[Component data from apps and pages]

:::::

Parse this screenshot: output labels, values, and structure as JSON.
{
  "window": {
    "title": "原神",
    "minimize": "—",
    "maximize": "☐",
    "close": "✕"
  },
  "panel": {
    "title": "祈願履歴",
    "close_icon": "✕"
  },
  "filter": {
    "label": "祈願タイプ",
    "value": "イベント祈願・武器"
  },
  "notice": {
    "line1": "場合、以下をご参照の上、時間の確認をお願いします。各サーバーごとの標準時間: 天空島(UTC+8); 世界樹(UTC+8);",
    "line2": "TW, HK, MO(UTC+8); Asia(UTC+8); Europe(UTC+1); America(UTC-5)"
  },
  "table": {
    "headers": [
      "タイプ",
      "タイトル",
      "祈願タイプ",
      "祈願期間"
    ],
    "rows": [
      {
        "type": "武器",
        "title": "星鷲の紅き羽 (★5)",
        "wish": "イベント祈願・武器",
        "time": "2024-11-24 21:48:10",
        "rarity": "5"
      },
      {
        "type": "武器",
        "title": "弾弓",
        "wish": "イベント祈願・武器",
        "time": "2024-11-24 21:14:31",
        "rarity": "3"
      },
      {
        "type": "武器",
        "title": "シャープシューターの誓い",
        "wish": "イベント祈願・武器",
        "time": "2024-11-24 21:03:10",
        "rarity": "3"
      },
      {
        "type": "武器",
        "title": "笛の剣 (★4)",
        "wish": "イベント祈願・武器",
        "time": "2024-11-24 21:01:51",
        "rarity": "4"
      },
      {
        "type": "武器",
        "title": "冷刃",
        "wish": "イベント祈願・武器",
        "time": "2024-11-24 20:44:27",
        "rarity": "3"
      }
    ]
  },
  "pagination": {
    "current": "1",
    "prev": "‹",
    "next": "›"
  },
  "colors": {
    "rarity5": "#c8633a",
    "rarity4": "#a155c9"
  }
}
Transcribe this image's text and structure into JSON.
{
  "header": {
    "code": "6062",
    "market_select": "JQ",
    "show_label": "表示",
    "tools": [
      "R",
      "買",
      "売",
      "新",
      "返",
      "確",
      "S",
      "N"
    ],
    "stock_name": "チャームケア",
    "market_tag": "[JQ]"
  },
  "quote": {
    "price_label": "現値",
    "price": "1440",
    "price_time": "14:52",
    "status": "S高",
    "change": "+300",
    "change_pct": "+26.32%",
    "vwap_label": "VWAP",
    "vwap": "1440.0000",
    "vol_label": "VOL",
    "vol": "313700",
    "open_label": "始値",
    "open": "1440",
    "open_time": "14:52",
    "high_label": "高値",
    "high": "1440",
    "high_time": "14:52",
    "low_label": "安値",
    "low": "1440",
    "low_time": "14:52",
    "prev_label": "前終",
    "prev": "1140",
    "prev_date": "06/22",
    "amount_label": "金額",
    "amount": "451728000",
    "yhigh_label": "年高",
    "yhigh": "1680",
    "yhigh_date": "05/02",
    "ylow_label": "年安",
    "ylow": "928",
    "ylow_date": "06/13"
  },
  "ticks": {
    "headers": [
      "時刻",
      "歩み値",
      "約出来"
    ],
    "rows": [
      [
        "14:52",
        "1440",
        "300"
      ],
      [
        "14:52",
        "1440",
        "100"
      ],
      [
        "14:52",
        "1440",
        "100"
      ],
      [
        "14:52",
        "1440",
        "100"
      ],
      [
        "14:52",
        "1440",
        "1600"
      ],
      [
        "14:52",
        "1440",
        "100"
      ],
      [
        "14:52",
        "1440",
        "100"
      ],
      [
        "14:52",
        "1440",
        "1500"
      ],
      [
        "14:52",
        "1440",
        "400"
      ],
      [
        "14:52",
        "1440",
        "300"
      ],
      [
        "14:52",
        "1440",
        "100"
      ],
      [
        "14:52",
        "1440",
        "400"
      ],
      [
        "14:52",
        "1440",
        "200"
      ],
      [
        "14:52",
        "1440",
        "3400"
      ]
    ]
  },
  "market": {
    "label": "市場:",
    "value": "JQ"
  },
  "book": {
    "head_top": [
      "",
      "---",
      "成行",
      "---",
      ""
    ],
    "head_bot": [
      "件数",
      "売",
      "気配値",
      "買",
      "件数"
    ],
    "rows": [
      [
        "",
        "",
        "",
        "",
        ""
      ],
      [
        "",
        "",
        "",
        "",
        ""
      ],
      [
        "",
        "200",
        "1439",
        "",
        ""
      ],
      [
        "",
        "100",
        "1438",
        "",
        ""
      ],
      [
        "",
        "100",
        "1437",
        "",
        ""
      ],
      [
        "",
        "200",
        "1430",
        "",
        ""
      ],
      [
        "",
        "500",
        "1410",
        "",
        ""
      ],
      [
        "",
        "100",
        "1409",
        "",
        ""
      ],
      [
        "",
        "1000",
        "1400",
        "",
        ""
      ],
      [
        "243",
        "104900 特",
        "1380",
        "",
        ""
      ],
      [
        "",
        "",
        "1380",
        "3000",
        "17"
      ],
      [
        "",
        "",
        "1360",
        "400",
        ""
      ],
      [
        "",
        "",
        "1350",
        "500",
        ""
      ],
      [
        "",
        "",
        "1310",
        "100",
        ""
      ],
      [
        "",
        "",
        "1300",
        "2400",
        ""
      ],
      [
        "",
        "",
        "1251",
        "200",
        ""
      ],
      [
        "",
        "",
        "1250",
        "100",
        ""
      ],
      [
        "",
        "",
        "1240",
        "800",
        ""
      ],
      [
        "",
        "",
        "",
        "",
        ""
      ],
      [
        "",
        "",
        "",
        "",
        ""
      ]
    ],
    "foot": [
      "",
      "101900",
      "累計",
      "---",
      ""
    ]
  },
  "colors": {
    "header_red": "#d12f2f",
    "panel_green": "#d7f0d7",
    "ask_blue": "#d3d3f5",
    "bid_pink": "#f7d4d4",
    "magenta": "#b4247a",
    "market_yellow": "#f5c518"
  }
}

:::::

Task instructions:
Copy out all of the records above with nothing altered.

Completed exercise:
Parse this screenshot: output labels, values, and structure as JSON.
{
  "window": {
    "title": "原神",
    "minimize": "—",
    "maximize": "☐",
    "close": "✕"
  },
  "panel": {
    "title": "祈願履歴",
    "close_icon": "✕"
  },
  "filter": {
    "label": "祈願タイプ",
    "value": "イベント祈願・武器"
  },
  "notice": {
    "line1": "場合、以下をご参照の上、時間の確認をお願いします。各サーバーごとの標準時間: 天空島(UTC+8); 世界樹(UTC+8);",
    "line2": "TW, HK, MO(UTC+8); Asia(UTC+8); Europe(UTC+1); America(UTC-5)"
  },
  "table": {
    "headers": [
      "タイプ",
      "タイトル",
      "祈願タイプ",
      "祈願期間"
    ],
    "rows": [
      {
        "type": "武器",
        "title": "星鷲の紅き羽 (★5)",
        "wish": "イベント祈願・武器",
        "time": "2024-11-24 21:48:10",
        "rarity": "5"
      },
      {
        "type": "武器",
        "title": "弾弓",
        "wish": "イベント祈願・武器",
        "time": "2024-11-24 21:14:31",
        "rarity": "3"
      },
      {
        "type": "武器",
        "title": "シャープシューターの誓い",
        "wish": "イベント祈願・武器",
        "time": "2024-11-24 21:03:10",
        "rarity": "3"
      },
      {
        "type": "武器",
        "title": "笛の剣 (★4)",
        "wish": "イベント祈願・武器",
        "time": "2024-11-24 21:01:51",
        "rarity": "4"
      },
      {
        "type": "武器",
        "title": "冷刃",
        "wish": "イベント祈願・武器",
        "time": "2024-11-24 20:44:27",
        "rarity": "3"
      }
    ]
  },
  "pagination": {
    "current": "1",
    "prev": "‹",
    "next": "›"
  },
  "colors": {
    "rarity5": "#c8633a",
    "rarity4": "#a155c9"
  }
}
Transcribe this image's text and structure into JSON.
{
  "header": {
    "code": "6062",
    "market_select": "JQ",
    "show_label": "表示",
    "tools": [
      "R",
      "買",
      "売",
      "新",
      "返",
      "確",
      "S",
      "N"
    ],
    "stock_name": "チャームケア",
    "market_tag": "[JQ]"
  },
  "quote": {
    "price_label": "現値",
    "price": "1440",
    "price_time": "14:52",
    "status": "S高",
    "change": "+300",
    "change_pct": "+26.32%",
    "vwap_label": "VWAP",
    "vwap": "1440.0000",
    "vol_label": "VOL",
    "vol": "313700",
    "open_label": "始値",
    "open": "1440",
    "open_time": "14:52",
    "high_label": "高値",
    "high": "1440",
    "high_time": "14:52",
    "low_label": "安値",
    "low": "1440",
    "low_time": "14:52",
    "prev_label": "前終",
    "prev": "1140",
    "prev_date": "06/22",
    "amount_label": "金額",
    "amount": "451728000",
    "yhigh_label": "年高",
    "yhigh": "1680",
    "yhigh_date": "05/02",
    "ylow_label": "年安",
    "ylow": "928",
    "ylow_date": "06/13"
  },
  "ticks": {
    "headers": [
      "時刻",
      "歩み値",
      "約出来"
    ],
    "rows": [
      [
        "14:52",
        "1440",
        "300"
      ],
      [
        "14:52",
        "1440",
        "100"
      ],
      [
        "14:52",
        "1440",
        "100"
      ],
      [
        "14:52",
        "1440",
        "100"
      ],
      [
        "14:52",
        "1440",
        "1600"
      ],
      [
        "14:52",
        "1440",
        "100"
      ],
      [
        "14:52",
        "1440",
        "100"
      ],
      [
        "14:52",
        "1440",
        "1500"
      ],
      [
        "14:52",
        "1440",
        "400"
      ],
      [
        "14:52",
        "1440",
        "300"
      ],
      [
        "14:52",
        "1440",
        "100"
      ],
      [
        "14:52",
        "1440",
        "400"
      ],
      [
        "14:52",
        "1440",
        "200"
      ],
      [
        "14:52",
        "1440",
        "3400"
      ]
    ]
  },
  "market": {
    "label": "市場:",
    "value": "JQ"
  },
  "book": {
    "head_top": [
      "",
      "---",
      "成行",
      "---",
      ""
    ],
    "head_bot": [
      "件数",
      "売",
      "気配値",
      "買",
      "件数"
    ],
    "rows": [
      [
        "",
        "",
        "",
        "",
        ""
      ],
      [
        "",
        "",
        "",
        "",
        ""
      ],
      [
        "",
        "200",
        "1439",
        "",
        ""
      ],
      [
        "",
        "100",
        "1438",
        "",
        ""
      ],
      [
        "",
        "100",
        "1437",
        "",
        ""
      ],
      [
        "",
        "200",
        "1430",
        "",
        ""
      ],
      [
        "",
        "500",
        "1410",
        "",
        ""
      ],
      [
        "",
        "100",
        "1409",
        "",
        ""
      ],
      [
        "",
        "1000",
        "1400",
        "",
        ""
      ],
      [
        "243",
        "104900 特",
        "1380",
        "",
        ""
      ],
      [
        "",
        "",
        "1380",
        "3000",
        "17"
      ],
      [
        "",
        "",
        "1360",
        "400",
        ""
      ],
      [
        "",
        "",
        "1350",
        "500",
        ""
      ],
      [
        "",
        "",
        "1310",
        "100",
        ""
      ],
      [
        "",
        "",
        "1300",
        "2400",
        ""
      ],
      [
        "",
        "",
        "1251",
        "200",
        ""
      ],
      [
        "",
        "",
        "1250",
        "100",
        ""
      ],
      [
        "",
        "",
        "1240",
        "800",
        ""
      ],
      [
        "",
        "",
        "",
        "",
        ""
      ],
      [
        "",
        "",
        "",
        "",
        ""
      ]
    ],
    "foot": [
      "",
      "101900",
      "累計",
      "---",
      ""
    ]
  },
  "colors": {
    "header_red": "#d12f2f",
    "panel_green": "#d7f0d7",
    "ask_blue": "#d3d3f5",
    "bid_pink": "#f7d4d4",
    "magenta": "#b4247a",
    "market_yellow": "#f5c518"
  }
}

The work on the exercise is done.